Another day, another (modestly) disappointing economic report. This time it's the labor market. Initial jobless claims unexpectedly increased 10,000 last week to a seasonally adjusted 293,000, the Labor Department reports. That's still low by historical standards, but economists were looking for a modest decline. Instead, new filings for unemployment benefits rose for the week through Jan. 16 to the highest level since last July. The good news: claims are still falling on a year-over-year basis. Unfortunately, the annual decline continues to wither; the latest decrease-down 2.7% vs. the year-ago figure-is the smallest since early December.
Let's be clear: jobless claims are still nowhere near the point of signaling trouble for the US economy. Unfortunately, there are cautionary signs in other corners of the economy - see today's monthly business-cycle profile. But for the moment, the claims trend - a crucial leading indicator - is still signaling growth. If and when we see claims consistently rising on a year-over-year basis we'll have a genuinely dark reading for this data.
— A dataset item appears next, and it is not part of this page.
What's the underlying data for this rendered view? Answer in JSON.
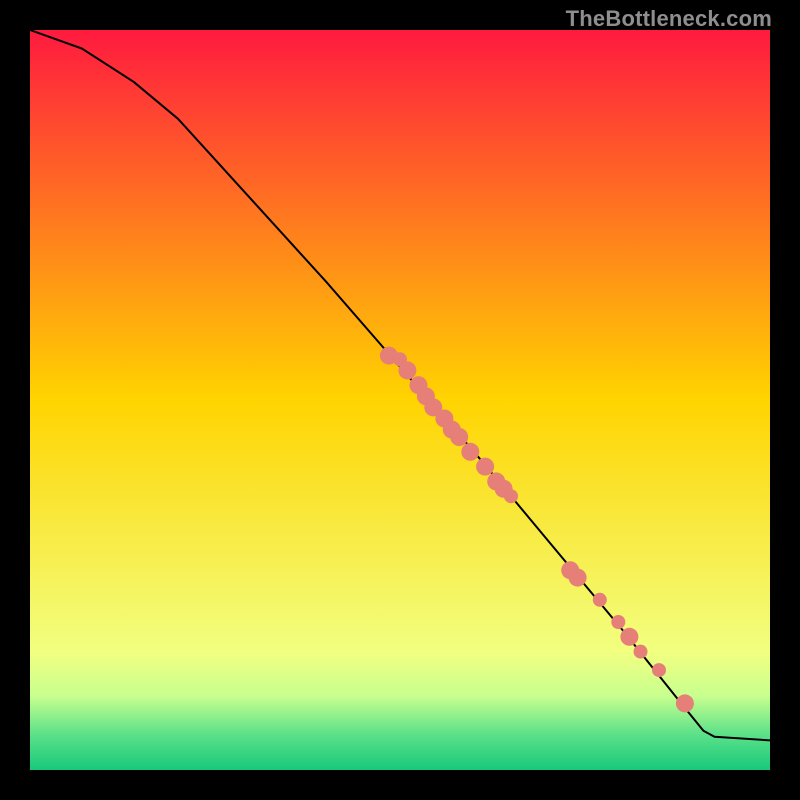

Meantime, claims appear to be telling us that the big improvements in the labor market have passed. Surprising? Not really. Payrolls have been rising since early 2010. The six-year upswing isn't particularly old by historical standards. But there are clouds gathering on the business-cycle horizon, albeit clouds that collectively still fall short of a clear sign that the economy has slipped off the edge.
Market sentiment, on the other hand, has deteriorated sharply so far this month. If stocks were a flawless leading indicator, the economy's goose would be cooked. But Mr. Market suffers pessimism for a variety of reasons, and not all of them are directly linked with economic risk and recessions. And sometimes Mr. Market's hissy fits are all about, well, nothing. Market volatility can be related to higher risk in the real economy, but not always-the stock market crash in 1987 being the most conspicuous example.
Still, it's hard to ignore the shifting tide in macro signals lately. And the longer the stock market trends lower, the higher the potential for the negative wealth effect to take a bite out of macro.
In fact, there's already weakness in the real economy. Yesterday's update (Jan. 20) of the Atlanta Fed's GDPNow model sees US economic growth of only 0.7% for last year's fourth quarter, roughly a third of Q3's pace. That's more or less stall speed. We've been here before, of course, and with encouraging results. For instance,, the economy reaccelerated in 2015's Q2 after Q1's sharp slowdown.
Will history repeat? Will the current slow patch give way to firmer growth at some point in 2016? It's too early to rule out that possibility. Indeed, there's still no high-confidence evidence that the economy has slipped into an NBER-defined recession-based on the data in hand at the moment. The problem is that the data has been moving in the wrong direction lately, albeit modestly. Today's update on claims is merely the latest instance.
The $64,000 question now: How will the January payrolls report compare? The answer arrives early next month (Feb. 4). Meantime, there's a bit more wobble in the economic data-and a lot more volatility in the financial and commodity markets.
In short, the jury's still out, but there's less confidence at the moment about the outcome of the verdict.
As for today's numbers, Greg Daco, head of US macro at Oxford Economics, isn't worried. "Overall, I wouldn't be too concerned," he tells Bloomberg. "As long as the trend continues to be gradual, it's not excessively worrying. We are going to see more moderate job growth as the labor market continues to tighten."
A reasonable forecast? The closest thing to an answer in the near term arrives on Feb. 4 via the Labor Department.